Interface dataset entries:
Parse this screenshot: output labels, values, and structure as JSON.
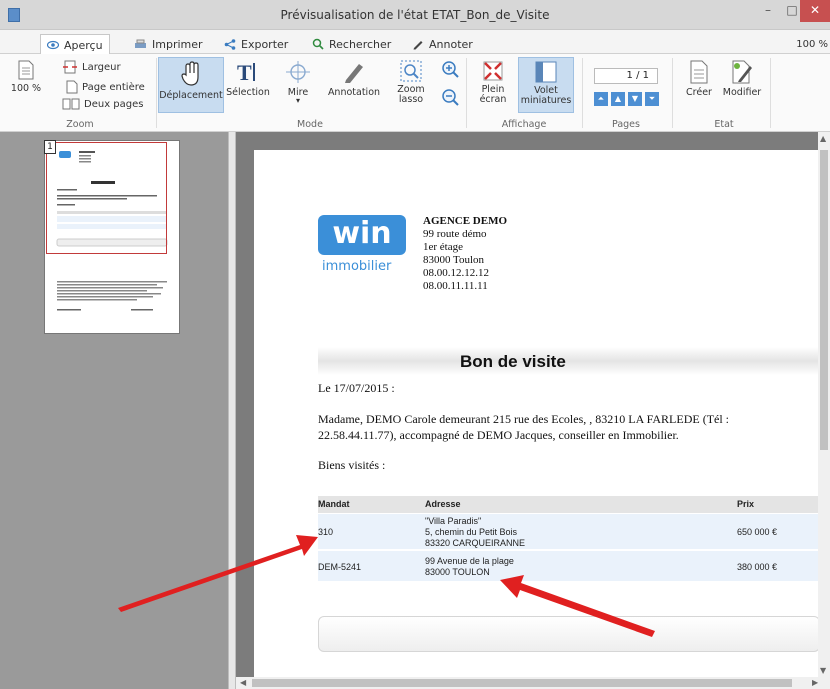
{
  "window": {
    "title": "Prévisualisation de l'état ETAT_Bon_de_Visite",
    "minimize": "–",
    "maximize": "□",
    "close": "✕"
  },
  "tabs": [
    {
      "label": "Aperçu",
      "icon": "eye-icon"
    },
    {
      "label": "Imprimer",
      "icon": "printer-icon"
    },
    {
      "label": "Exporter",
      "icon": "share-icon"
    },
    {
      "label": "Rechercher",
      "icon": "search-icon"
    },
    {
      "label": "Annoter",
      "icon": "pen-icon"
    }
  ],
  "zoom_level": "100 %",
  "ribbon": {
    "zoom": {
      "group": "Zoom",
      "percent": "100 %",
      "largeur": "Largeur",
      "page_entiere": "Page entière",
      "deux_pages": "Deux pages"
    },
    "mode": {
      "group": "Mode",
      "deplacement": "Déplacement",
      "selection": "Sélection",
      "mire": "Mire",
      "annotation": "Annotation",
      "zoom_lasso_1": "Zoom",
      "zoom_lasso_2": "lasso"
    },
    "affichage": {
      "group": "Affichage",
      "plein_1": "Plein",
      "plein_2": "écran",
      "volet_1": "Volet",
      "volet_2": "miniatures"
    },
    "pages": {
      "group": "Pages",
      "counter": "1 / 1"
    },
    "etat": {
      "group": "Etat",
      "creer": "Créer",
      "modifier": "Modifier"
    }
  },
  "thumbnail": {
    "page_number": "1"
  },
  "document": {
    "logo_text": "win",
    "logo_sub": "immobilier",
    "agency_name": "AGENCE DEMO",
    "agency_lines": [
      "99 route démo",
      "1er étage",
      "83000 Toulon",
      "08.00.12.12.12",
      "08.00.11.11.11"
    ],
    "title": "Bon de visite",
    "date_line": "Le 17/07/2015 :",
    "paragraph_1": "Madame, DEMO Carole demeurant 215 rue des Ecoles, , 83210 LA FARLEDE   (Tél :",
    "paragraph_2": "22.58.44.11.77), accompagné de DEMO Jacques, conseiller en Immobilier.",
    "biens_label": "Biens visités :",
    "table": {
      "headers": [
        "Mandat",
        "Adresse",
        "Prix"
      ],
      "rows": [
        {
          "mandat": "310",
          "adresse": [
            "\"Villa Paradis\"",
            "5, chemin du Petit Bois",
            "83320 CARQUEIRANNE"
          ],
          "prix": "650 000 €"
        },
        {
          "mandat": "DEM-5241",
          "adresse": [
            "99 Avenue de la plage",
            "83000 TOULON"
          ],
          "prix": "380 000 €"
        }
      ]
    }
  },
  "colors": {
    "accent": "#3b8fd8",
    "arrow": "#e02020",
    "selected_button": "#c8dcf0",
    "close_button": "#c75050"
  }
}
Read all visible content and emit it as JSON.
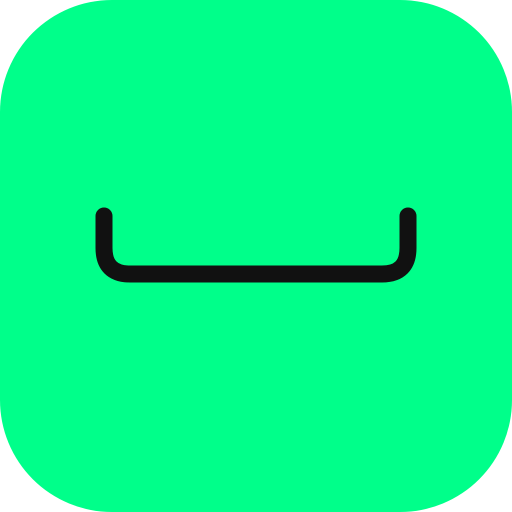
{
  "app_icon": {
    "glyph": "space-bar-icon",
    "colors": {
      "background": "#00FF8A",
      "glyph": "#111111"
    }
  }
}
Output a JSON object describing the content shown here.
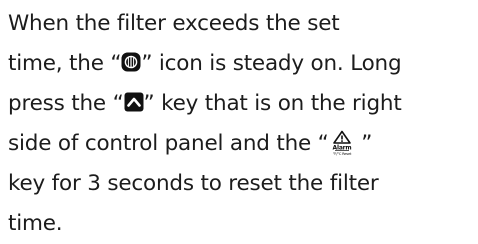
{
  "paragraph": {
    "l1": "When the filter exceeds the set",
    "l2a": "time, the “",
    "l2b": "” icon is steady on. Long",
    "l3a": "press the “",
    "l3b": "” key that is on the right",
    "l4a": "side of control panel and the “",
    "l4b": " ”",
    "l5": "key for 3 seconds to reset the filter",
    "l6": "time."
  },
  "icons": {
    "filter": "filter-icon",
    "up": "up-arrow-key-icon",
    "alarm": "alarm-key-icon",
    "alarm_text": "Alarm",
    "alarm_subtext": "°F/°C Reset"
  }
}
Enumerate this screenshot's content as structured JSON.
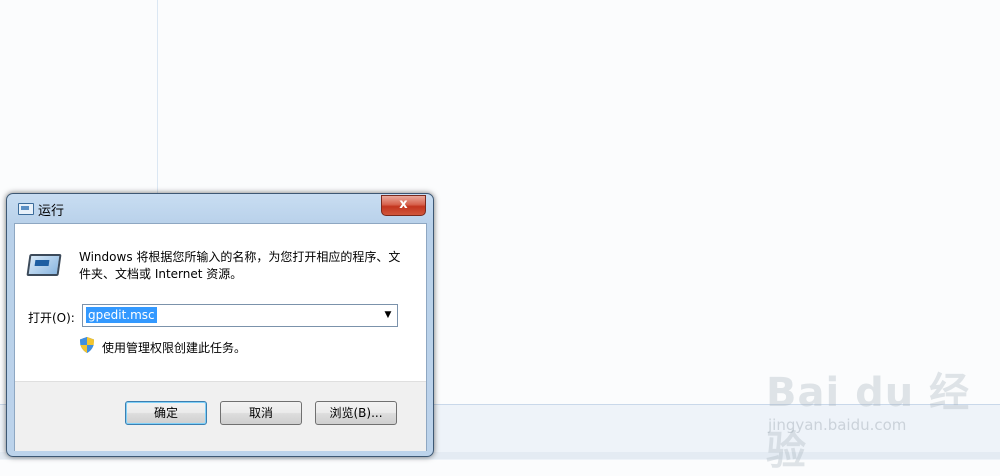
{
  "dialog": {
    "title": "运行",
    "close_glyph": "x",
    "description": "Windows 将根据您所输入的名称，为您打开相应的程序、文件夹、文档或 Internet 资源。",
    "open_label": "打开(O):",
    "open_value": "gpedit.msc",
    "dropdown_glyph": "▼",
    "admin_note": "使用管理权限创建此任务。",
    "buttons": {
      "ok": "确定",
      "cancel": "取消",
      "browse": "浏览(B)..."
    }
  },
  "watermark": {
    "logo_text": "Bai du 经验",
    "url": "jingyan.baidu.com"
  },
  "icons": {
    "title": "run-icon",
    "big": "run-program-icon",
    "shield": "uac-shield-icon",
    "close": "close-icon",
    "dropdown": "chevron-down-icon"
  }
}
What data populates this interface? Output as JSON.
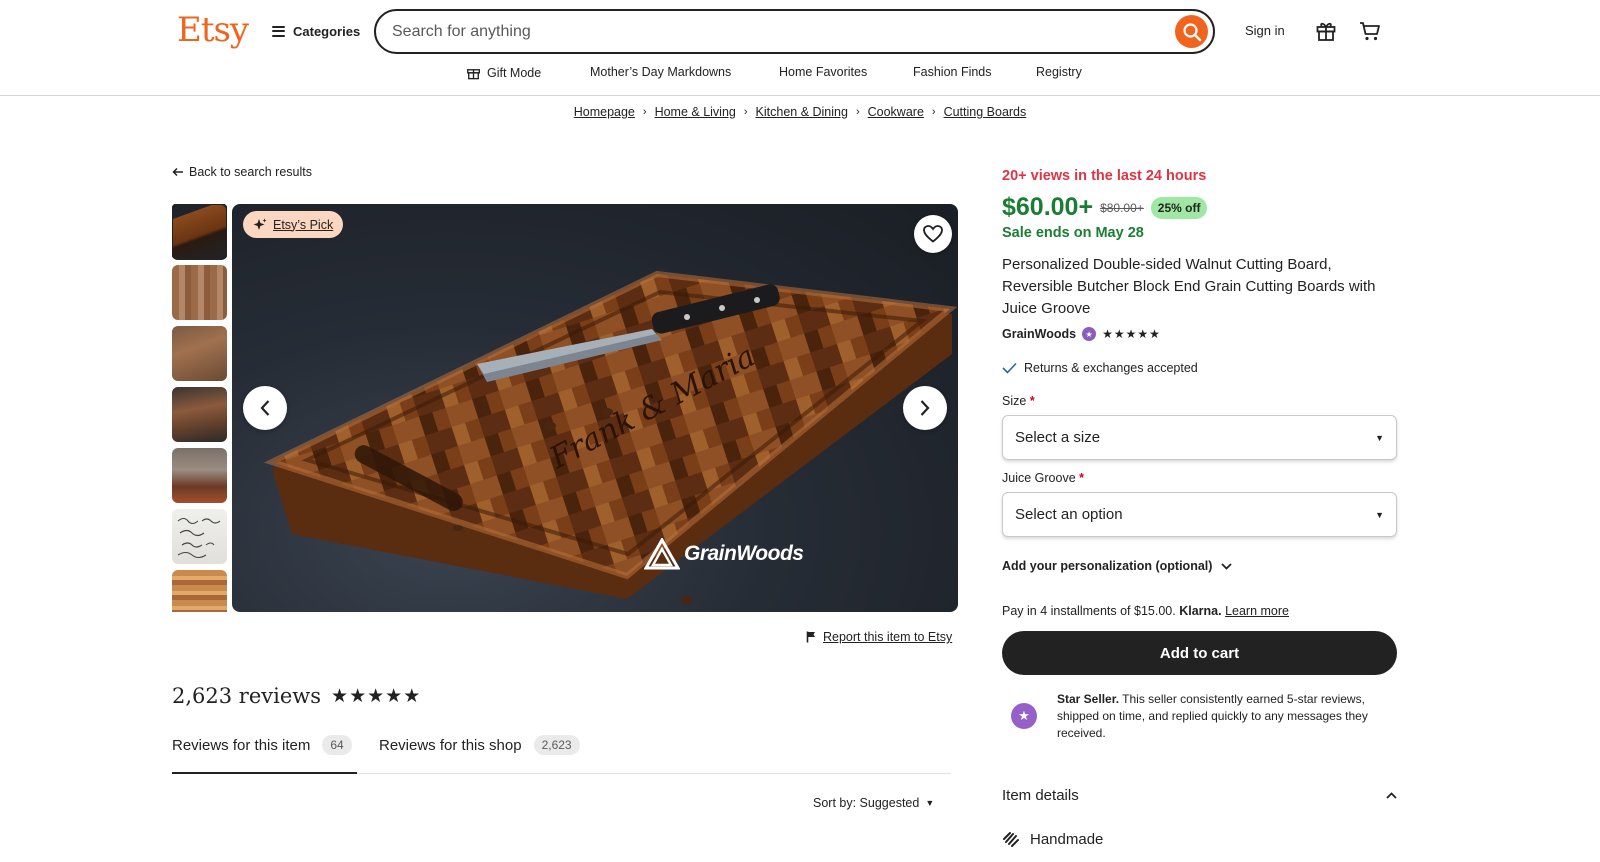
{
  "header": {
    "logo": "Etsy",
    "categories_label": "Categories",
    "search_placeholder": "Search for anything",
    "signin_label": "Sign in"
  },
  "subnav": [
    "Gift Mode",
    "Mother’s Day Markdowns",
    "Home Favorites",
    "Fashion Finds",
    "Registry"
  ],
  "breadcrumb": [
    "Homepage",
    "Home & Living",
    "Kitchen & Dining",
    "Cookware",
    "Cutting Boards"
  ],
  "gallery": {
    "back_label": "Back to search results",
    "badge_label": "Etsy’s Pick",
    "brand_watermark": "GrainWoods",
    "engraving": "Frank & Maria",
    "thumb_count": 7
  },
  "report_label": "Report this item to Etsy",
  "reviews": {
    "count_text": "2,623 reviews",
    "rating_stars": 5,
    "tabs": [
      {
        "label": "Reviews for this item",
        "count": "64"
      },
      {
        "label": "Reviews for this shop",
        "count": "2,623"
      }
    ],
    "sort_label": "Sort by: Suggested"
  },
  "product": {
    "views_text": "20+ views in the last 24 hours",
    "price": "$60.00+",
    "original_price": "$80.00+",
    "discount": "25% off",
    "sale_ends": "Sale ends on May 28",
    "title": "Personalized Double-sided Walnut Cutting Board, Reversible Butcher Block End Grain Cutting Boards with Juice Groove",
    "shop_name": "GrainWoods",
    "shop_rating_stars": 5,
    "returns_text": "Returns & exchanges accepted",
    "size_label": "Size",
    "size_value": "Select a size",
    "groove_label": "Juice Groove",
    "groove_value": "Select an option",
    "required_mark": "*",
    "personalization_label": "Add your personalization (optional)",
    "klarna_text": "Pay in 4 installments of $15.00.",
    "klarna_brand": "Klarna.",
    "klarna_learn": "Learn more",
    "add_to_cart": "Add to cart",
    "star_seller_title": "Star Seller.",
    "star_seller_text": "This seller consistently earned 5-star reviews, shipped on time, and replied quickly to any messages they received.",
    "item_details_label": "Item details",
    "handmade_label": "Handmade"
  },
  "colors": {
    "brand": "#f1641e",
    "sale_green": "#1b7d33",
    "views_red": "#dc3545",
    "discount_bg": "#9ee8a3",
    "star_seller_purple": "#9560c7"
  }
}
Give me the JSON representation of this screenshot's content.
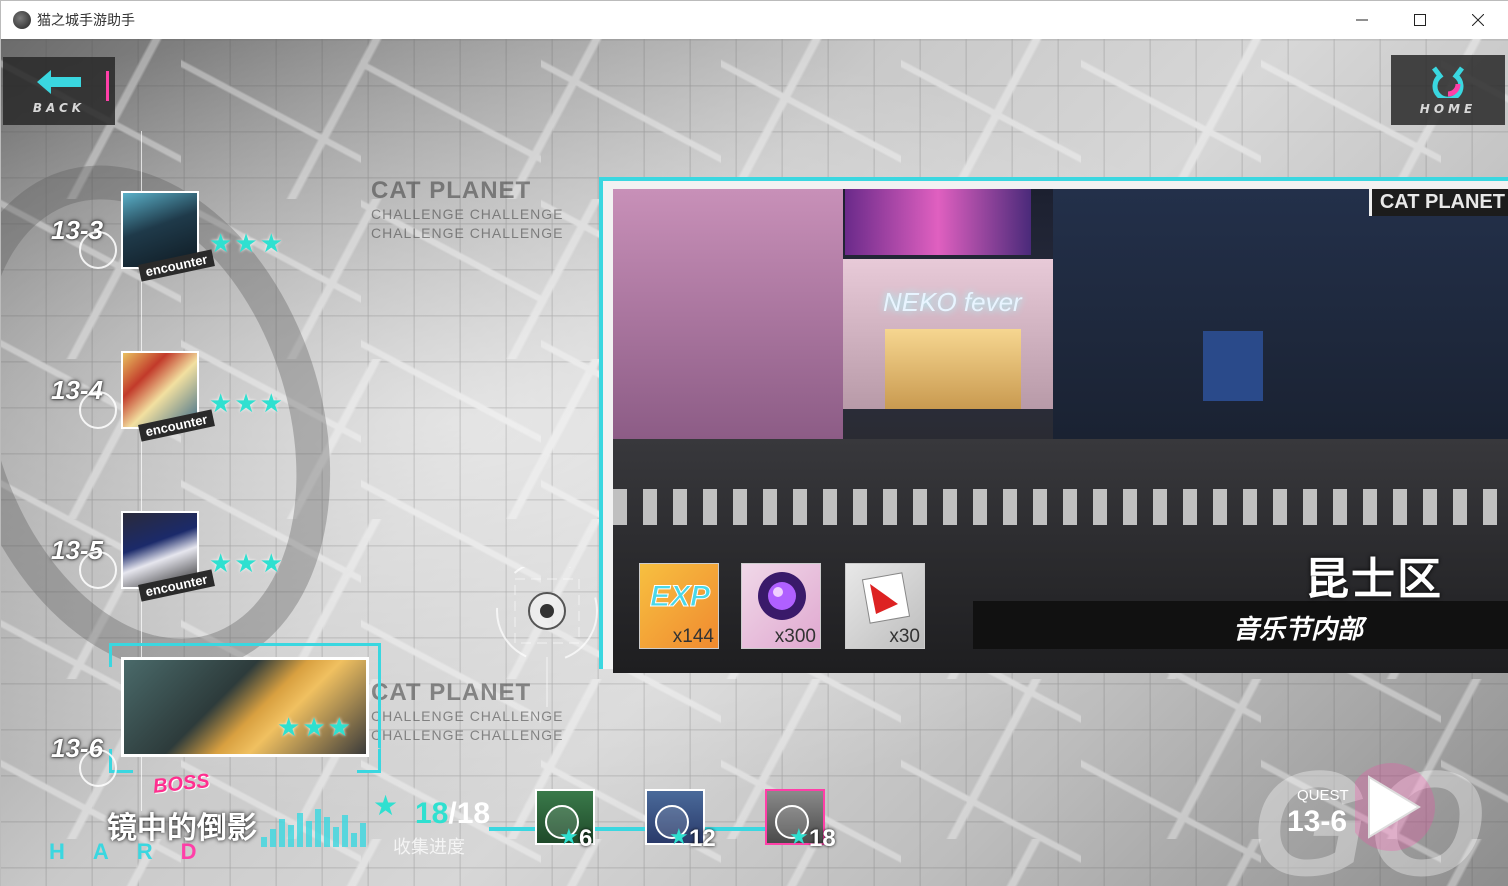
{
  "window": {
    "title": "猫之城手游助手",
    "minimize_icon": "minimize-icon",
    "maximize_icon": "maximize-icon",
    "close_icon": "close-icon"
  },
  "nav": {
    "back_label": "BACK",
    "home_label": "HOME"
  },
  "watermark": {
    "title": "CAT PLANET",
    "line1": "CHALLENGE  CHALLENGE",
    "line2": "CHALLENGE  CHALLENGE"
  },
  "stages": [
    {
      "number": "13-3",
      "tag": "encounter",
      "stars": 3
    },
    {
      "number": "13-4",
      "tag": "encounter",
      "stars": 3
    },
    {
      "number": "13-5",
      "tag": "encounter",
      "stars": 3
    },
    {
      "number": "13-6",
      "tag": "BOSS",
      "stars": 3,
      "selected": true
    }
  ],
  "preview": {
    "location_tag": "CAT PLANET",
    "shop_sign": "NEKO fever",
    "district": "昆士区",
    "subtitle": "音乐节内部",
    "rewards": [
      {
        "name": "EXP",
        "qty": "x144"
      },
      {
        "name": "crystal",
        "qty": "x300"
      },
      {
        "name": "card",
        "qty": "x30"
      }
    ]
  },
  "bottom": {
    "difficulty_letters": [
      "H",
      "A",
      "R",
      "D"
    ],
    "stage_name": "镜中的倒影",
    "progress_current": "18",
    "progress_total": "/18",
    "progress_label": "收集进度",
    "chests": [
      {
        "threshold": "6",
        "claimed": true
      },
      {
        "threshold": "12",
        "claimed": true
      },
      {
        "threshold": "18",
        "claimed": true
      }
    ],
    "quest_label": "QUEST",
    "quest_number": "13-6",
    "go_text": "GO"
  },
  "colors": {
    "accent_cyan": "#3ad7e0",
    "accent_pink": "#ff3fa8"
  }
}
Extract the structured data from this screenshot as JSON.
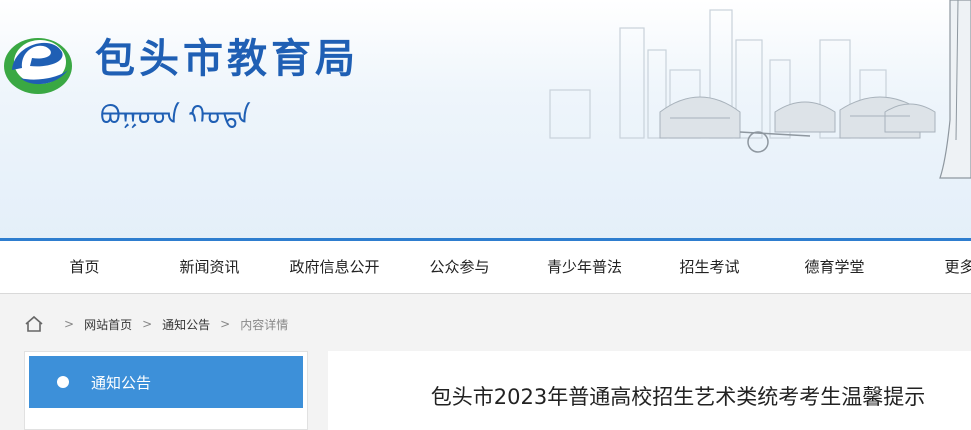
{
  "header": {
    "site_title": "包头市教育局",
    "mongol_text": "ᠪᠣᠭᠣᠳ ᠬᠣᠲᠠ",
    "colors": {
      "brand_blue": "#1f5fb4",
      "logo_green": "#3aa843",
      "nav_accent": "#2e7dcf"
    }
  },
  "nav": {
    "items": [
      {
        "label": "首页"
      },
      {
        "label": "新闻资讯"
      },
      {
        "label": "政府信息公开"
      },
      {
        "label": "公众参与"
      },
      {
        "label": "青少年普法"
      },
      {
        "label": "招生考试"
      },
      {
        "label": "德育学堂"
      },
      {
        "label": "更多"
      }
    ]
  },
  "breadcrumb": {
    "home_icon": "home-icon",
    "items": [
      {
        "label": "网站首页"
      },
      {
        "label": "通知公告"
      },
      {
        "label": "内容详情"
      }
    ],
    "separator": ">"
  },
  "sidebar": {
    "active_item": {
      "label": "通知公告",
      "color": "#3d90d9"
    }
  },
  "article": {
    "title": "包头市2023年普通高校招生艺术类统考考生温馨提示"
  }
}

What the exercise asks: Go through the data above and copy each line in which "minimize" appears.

Solution to this task:
    "minimize": "–",
    "minimize_icon": "minimize-icon",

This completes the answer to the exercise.